John and Robert Kennedy, it always seemed to me, were restless in the Senate. Sure, you could vote and make speeches and affect legislation. They both, I thought, wanted to be in charge of something so they ran for president. One made it; the other was murdered trying.
Edward Kennedy, the youngest brother, took over John's seat as soon as he was old enough--thirty. A family friend kept it warm during the wait. Ted Kennedy was elected in 1962 and he's been there ever since, longer than anyone except Robert Byrd of West Virginia who was probably standing there waiting when they first brought the desks into the Chamber.

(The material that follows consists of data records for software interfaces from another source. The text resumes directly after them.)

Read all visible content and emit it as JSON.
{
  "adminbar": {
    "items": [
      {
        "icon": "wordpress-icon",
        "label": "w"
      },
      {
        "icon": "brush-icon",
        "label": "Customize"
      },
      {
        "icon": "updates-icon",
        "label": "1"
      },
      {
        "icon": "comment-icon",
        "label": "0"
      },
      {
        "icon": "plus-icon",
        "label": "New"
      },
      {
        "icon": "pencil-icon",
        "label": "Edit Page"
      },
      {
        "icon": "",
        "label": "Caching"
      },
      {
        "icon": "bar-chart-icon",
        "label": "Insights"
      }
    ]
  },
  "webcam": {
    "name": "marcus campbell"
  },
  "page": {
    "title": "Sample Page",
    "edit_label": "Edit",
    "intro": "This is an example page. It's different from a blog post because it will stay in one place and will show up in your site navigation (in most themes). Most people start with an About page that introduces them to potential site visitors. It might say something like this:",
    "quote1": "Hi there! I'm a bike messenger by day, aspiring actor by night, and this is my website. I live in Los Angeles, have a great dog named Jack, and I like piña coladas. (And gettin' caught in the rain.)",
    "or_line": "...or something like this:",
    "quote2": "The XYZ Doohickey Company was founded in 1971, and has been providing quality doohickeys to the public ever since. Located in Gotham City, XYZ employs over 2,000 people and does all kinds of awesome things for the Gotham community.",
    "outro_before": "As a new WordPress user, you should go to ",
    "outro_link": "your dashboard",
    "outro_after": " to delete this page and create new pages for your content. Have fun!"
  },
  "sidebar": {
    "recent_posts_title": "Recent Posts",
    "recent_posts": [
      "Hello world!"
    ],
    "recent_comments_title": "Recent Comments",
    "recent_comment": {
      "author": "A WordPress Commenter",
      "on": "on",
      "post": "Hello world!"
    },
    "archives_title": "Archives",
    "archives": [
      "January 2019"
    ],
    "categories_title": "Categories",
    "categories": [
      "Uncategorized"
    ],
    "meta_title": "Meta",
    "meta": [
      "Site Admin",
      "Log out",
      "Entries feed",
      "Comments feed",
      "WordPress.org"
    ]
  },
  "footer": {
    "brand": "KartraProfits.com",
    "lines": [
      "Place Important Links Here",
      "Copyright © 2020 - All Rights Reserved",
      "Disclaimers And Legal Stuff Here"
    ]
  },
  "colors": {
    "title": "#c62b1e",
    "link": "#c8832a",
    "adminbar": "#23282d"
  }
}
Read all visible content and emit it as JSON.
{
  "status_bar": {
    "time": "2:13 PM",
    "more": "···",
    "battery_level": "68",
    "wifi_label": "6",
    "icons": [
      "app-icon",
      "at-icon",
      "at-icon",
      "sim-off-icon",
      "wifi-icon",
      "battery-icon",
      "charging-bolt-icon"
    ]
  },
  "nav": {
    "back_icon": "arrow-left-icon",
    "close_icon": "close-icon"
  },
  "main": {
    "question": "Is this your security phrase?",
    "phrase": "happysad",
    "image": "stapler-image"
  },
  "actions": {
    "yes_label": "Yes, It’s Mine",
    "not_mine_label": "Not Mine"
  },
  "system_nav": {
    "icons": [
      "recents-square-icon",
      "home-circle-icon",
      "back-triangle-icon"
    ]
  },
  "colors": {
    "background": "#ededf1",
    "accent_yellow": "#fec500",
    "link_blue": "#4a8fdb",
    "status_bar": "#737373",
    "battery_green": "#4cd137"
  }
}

And the youngest Kennedy likes the Senate. I mean, you'd have to, to stay there that long. He likes it and he's been good at it--always an excellent staff, had an influence on a lot of legislation. John McCain said, on learning of Kennedy's brain tumor diagnosis, "I have described Ted Kennedy as the last lion in the Senate...because he remains the single most effective member...if you want to get results." He is a liberal, of course, a spokesman for liberal causes, but one who was always willing to work with Republicans to achieve a common goal.
A very effective senator, and, when he ran in 1980, a very ineffective presidential candidate. I think he only did it because it was what the Kennedy men did. When CBS's Roger Mudd asked him on camera why he wanted to be president, the answer was, to put it kindly, hard to understand. Something about natural resources, I remember that.
I don't think we've ever had a political dynasty quite like the Kennedys. Sure there have been other families--several Roosevelts were in politics one way or another. But none of them turned into rock stars. The Kennedys did, whether it was Jacqueline Kennedy Onassis telling Theodore White about Camelot, or Robert Kennedy in 1968 breaking the news of Dr. Martin Luther King's assassination to a mostly black campaign crowd: "I too had a bother who was killed by a white man," or whatever your favorite memory of the brothers is.
We've been lucky, I think, to have had them around all these years.